Another bill, sponsored by Del. William R. Janis (R-Goochland), would require legislators to disclose salaries greater than $10,000 from state or local government.
Legislators are now exempt from reporting that information on annual reports. Hamilton disclosed his $40,000 Old Dominion University income, but others lawmakers have not reported salaries, particularly from universities.
None of the bills would keep lawmakers from working for the state or representing clients in front of state agencies.
Almost a dozen now do that kind of representation at agencies, including the State Corporation Commission, the Virginia Alcohol Beverage Control Board and the Department of Motor Vehicles, according to the Virginia Public Access Project, a nonpartisan tracker of money in politics.

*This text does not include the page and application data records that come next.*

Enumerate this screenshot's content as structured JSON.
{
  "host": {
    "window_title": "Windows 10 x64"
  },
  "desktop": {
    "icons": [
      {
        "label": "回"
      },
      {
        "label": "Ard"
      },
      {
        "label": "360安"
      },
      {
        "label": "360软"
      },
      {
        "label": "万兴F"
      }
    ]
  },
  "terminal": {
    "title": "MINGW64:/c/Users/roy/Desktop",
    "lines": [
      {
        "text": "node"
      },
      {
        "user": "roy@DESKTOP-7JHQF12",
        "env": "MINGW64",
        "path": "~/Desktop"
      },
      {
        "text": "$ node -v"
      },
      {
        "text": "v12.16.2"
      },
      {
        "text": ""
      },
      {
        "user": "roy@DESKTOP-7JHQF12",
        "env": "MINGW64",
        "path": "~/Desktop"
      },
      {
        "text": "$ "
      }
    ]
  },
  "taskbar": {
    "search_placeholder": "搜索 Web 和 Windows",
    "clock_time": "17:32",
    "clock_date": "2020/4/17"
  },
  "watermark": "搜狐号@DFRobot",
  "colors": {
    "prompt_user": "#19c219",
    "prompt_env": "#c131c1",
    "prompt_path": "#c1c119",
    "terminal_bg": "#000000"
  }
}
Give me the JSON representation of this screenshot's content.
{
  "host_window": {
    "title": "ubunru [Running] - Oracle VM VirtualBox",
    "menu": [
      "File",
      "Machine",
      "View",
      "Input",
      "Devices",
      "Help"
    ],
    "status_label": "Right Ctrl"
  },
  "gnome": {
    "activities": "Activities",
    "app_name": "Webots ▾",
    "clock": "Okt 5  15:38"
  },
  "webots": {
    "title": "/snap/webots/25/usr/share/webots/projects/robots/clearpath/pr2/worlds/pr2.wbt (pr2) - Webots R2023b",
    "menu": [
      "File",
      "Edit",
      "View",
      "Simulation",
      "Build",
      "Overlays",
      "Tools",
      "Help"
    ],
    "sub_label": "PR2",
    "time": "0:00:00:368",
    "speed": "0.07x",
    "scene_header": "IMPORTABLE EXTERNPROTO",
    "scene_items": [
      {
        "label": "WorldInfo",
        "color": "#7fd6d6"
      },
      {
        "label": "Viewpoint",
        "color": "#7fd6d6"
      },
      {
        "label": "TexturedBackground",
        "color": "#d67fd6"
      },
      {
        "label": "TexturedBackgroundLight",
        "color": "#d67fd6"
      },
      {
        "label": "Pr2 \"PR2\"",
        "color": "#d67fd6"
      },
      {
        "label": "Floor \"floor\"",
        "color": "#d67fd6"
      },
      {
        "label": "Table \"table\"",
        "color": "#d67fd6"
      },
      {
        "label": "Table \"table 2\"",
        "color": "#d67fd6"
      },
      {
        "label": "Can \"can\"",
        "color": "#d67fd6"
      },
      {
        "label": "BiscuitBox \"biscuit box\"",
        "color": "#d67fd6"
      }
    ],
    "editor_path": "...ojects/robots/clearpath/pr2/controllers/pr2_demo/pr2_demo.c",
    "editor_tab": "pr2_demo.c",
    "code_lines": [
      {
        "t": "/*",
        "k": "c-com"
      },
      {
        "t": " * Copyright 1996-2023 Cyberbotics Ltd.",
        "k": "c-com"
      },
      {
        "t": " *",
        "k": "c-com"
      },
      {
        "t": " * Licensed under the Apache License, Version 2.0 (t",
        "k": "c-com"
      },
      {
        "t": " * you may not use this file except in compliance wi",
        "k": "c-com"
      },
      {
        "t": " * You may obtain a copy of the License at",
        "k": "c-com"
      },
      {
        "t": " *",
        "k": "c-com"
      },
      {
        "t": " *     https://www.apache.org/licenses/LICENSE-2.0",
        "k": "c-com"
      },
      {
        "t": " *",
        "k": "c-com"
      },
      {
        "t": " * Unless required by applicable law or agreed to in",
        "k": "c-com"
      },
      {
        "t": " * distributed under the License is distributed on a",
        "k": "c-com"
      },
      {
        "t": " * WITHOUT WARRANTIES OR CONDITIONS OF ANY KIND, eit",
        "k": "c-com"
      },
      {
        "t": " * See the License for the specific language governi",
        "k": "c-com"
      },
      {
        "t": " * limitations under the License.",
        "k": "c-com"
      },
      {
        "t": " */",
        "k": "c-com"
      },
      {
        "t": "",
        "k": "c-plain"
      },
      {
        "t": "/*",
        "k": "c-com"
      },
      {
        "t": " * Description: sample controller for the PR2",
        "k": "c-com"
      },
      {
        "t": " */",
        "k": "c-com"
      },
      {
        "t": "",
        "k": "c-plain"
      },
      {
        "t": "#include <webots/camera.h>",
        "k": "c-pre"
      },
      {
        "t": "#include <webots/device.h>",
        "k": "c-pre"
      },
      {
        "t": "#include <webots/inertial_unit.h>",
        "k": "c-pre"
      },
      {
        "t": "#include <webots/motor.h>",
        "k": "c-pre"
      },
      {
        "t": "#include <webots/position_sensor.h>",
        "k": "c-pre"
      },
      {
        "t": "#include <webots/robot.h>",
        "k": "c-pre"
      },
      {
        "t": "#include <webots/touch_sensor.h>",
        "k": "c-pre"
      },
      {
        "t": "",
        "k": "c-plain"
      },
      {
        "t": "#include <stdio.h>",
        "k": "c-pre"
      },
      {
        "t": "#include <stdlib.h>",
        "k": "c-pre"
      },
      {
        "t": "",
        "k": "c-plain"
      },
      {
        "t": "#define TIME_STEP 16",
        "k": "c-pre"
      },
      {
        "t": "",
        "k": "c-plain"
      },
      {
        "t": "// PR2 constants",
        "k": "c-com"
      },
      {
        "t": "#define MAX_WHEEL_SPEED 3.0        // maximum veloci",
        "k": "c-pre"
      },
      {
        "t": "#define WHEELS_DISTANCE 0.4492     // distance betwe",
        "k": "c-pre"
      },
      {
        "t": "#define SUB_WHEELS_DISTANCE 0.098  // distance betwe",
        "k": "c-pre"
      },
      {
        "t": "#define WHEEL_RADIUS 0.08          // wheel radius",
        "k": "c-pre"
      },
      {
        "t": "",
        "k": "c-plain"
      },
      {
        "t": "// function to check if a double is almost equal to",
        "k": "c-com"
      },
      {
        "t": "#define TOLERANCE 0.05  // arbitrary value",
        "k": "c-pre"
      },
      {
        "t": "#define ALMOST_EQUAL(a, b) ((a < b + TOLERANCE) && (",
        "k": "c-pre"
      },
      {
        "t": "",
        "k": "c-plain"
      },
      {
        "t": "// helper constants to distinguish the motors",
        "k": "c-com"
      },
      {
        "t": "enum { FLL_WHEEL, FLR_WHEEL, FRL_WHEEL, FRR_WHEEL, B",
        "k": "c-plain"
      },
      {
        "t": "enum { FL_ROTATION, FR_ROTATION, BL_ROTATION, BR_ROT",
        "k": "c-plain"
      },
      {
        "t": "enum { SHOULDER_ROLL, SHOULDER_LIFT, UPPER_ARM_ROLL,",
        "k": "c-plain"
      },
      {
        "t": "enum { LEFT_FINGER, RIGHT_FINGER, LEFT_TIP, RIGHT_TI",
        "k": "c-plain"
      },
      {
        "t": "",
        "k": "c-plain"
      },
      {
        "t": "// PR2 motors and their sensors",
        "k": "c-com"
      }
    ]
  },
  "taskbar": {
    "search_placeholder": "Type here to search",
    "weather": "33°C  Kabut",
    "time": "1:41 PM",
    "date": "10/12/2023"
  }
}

Gov. Robert F. McDonnell (R), who campaigned last year on more transparency in government, has said he will sign the bills.
A slew of other ethics proposals were killed, including those that would have banned gifts worth more than $100, created a panel to review legislators' statement of economic interest forms annually and increased how much information lobbyists must disclose to the state, such as which specific bills they have lobbied upon.
Del. C.L. "Clay" Athey Jr. (R-Warren) said the General Assembly was unnecessarily rushing to make changes after Hamilton's case.
"We move deliberately in Virginia," he said. "We don't move quickly. We don't base our decisions on emotion."
Legislators did agree to forbid anyone bidding on a state contract worth more than $5 million from making contributions to the governor after the bid is made, but only after they amended the bill to exclude themselves from the requirement.
And they killed a bill that would have prohibited legislators from serving as commissioner of accounts -- though currently only one, state Sen. Thomas K. Norment Jr. (R-James City), has the part-time job as an attorney for the courts, paying $120,000 last year.
House Minority Leader Ward L. Armstrong (D-Henry), who sponsored some of the proposals that passed, said he was disappointed the reforms did not go as far as he had hoped. For example, his original bill deemed legislators in violation of ethics rules if they knew or should have known that their actions were in violation of ethical standards. But he said he was pleased that the legislature passed some measures.
"It is important our citizens have faith in an open and honest government," he said. "As legislators, we are here to represent the people's interests, not our own interests."